Boekaerts, M. (2002). Motivation to Learn. Belgium: International Academy of Education. Extracted the 10th of May 2010 from http://unesdoc.unesco.org/images/0012/001280/128056e.pdf

CAST (2018). Universal Design for Learning Guidelines version 2.2. Retrieved from http://udlguidelines.cast.org

Conner, M. (2012). A Primer on Educational Psychology. Institute of Training & Occupational Learning (ITOL) Journal, 1.

Generalitat de Catalunya. Departament d’Educació (n/d). Desplegament del currículum a l’educació primària. Barcelona: Direcció General de l’Educació Básica i el Batxillerat.

Generalitat de Catalunya. Departament d’Ensenyament (2013). Materials per a l’atenció a la diversitat i la inclusió. Barcelona: Direcció General de l’Educació Básica iel Batxillerat.

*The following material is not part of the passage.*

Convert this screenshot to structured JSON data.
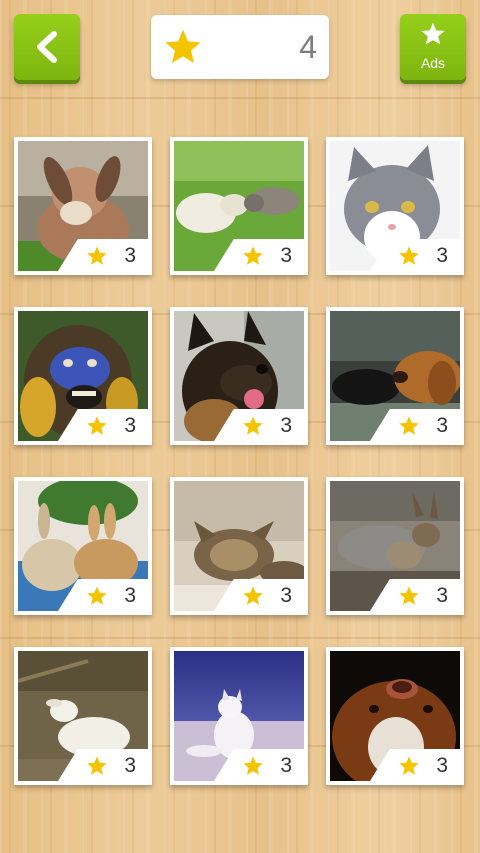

Glasersfeld, E. V. (1989). Constructivism in Education. In T. Hussen & T. N. Postlethwaite, (eds.). The International Encyclopedia of Education, Supplement, 1, 161-163.

González, A. (2005). Motivación intrínseca para el aprendizaje. A Motivación académica. teoría, aplicación y evaluación. Madrid: Pirámide.

Hammons, L., Austin, K., Orcutt, S. & Rosso, J. (2001). How people learn: introduction to learning theories. USA: Standford Universtiy.

Huitt, K.L. (1999). Teaching dyslexic students. Retrieved the 10th of May 2013, from http://chiron.valdosta.edu/whuitt/files/tchdyslexic.pdf  

Monereo, C. (2010). ¡Saquen el libro de texto! Resistencia, obstáculos y alternativas en la formación de los docentes para el cambio educativo. Revista de Educación, 352, 583–597.

Palmer, P. (2006). "The Heart of a Teacher-Identity and Integrity in Teaching: A Conversation with Dr. Parker J. Palmer." Spring Colloquy. Center for Teaching Excellence Northern Virginia Region and the Loudoun Campus. Retrived the 1st of September 2010 from https://biochem.wisc.edu/sites/default/files/labs/attie/publications/Heart_of_a_Teacher.pdf

Pintrich, P.R. (2003). A motivational science perspective on the role of student motivation in learning and teaching contexts. Journal of Educational Psychology, 95(4), 667-686.

Ribosa, J. (2020). El docente socioconstructivista: un héroe sin capa. Educar. 56(1), 77-90.

Sanmartí, N. (2020). Avaluar és aprendre. L’avaluació per millorar els aprenentatges de l’alumnat en el marc del currículum per competències. Generalitat de Catalunya. Departament d’Educació. Direcció General de l’Educació Básica i el Batxillerat.

Thorndike,E. (1910). The contribution of Psychology to Education. Journal of Educational Psychology, 1, 5-12. 

Tomlinson, C.A. (2000). Reconcilable Differences? Standards-Based Teaching and Differentiation. How to Differentiate Instruction, 58(1), 6-11.

Wood, D. (2006). El habla en la enseñanza: Cómo las formas del habla del profesor afectan a la participación del alumno. Coperación Educativa, 68, 31-36.



Throughout the course, in addition to the Moodle environment of the University, students may be asked to use software such as:

Text editing (Word, Docs ...).
CRS (Socrative, Mentimeter, PollEveryWhere ...).
Creation of visual content such as posters or presentations (Power Point, Genially, Canva ...)